Ways to increase accuracy:
- Incorporate new data sources
- Conduct more detailed simulations
- Incorporate sophisticated statistical methods
- Ensure qualitative assumptions are accurate and up-to-date
Pitfalls to Avoid in Quantitative Analysis of Cyber Security Risks
While quantitative analysis can be a powerful tool for understanding cyber security risks, there are several pitfalls that organizations must avoid. One of the biggest risks is over-reliance on quantitative data to the exclusion of expert judgment or qualitative analysis. It is important to ensure that subjective judgments and qualitative information are also incorporated into the analysis to provide a more complete picture of potential risks. Additionally, organizations must be careful to avoid bias in their data sources or simulation models, as this can lead to inaccurate conclusions about the likelihood or potential impacts of specific threats.
Pitfalls to avoid:
- Over-reliance on quantitative data
- Ignoring subjective judgments or qualitative analysis
- Avoiding bias in data sources or simulation models
In conclusion, quantitative risk analysis is a powerful tool for understanding and mitigating cyber security risks. By relying on objective data and mathematical methods, organizations can gain a more complete understanding of their vulnerabilities and devise more effective strategies to mitigate them.
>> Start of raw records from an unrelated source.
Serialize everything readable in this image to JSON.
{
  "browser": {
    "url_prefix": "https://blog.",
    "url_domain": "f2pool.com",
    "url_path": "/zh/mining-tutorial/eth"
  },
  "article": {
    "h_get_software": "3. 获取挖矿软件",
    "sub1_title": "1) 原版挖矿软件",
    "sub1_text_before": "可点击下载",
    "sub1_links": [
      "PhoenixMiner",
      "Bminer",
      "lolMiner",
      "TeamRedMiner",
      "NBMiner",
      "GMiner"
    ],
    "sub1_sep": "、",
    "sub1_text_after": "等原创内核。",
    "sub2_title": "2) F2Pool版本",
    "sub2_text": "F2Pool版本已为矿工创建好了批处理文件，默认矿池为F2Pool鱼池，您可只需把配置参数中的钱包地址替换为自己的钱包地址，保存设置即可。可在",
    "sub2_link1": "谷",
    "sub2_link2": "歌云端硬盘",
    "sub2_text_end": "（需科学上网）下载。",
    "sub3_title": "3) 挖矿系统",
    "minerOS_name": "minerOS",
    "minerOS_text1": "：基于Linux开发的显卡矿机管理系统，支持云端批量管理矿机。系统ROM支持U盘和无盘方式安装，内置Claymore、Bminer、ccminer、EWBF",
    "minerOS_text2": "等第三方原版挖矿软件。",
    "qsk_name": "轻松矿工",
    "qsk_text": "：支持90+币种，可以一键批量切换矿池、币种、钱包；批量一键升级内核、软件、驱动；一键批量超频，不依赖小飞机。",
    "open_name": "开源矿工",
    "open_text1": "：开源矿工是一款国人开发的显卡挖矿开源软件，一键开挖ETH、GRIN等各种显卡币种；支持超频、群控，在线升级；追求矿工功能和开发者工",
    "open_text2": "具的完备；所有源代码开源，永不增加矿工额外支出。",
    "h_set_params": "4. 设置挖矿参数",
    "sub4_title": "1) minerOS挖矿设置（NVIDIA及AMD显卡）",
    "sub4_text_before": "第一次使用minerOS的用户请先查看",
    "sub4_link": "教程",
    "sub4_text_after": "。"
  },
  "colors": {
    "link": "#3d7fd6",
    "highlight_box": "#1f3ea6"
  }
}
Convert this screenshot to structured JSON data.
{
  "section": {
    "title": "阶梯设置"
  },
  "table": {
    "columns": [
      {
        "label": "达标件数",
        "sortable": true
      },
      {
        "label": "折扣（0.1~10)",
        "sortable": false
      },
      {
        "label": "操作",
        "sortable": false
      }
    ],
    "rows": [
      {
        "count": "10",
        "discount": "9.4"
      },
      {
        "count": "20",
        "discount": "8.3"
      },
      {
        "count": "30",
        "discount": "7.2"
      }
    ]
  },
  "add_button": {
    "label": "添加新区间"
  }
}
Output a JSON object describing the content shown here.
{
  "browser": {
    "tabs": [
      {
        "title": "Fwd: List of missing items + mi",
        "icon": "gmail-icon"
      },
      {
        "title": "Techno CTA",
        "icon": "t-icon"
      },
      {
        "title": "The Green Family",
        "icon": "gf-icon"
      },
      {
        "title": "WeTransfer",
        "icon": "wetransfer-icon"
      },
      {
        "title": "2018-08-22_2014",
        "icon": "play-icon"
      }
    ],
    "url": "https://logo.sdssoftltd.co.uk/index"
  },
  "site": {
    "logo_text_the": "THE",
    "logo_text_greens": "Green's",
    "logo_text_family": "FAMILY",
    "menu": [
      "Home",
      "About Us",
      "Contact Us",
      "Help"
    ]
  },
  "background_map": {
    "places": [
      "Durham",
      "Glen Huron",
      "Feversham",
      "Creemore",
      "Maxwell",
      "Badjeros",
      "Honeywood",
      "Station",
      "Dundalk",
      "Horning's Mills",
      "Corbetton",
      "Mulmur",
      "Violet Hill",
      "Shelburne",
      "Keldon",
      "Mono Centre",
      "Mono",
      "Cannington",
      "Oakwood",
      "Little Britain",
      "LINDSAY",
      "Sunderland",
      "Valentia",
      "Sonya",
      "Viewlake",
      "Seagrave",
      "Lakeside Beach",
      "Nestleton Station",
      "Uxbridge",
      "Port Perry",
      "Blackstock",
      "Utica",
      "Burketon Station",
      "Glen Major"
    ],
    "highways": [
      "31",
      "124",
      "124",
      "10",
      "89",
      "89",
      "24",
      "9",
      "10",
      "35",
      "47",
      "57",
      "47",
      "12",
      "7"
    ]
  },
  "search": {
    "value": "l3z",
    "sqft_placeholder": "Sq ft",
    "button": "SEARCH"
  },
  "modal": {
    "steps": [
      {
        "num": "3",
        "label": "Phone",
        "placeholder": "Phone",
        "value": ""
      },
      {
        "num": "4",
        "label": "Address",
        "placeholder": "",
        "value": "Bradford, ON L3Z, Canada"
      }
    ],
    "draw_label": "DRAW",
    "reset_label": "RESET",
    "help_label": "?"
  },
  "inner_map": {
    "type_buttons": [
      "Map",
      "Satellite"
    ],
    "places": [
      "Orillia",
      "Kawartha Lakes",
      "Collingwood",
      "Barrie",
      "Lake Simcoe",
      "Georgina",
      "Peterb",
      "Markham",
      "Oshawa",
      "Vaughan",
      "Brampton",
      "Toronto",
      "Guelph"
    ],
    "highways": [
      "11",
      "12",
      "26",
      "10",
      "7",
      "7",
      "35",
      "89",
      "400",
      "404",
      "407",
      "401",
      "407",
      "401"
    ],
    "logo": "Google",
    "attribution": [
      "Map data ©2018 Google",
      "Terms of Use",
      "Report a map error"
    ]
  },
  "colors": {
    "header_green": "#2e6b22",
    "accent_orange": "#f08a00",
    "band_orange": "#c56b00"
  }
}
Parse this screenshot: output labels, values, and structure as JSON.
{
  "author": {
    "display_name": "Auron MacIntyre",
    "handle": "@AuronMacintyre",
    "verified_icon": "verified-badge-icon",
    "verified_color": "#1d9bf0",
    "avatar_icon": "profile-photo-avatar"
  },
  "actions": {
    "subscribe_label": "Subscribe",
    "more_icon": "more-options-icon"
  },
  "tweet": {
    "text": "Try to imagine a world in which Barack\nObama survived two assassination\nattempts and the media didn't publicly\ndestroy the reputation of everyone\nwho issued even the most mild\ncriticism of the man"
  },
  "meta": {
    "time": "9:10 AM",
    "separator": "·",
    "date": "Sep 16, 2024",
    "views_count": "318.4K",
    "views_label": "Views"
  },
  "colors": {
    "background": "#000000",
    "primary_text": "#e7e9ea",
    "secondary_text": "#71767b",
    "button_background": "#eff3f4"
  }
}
However, it is important to balance quantitative analysis with qualitative judgment and avoid bias in data sources or simulation models to ensure accurate conclusions about the likelihood and potential impacts of specific threats.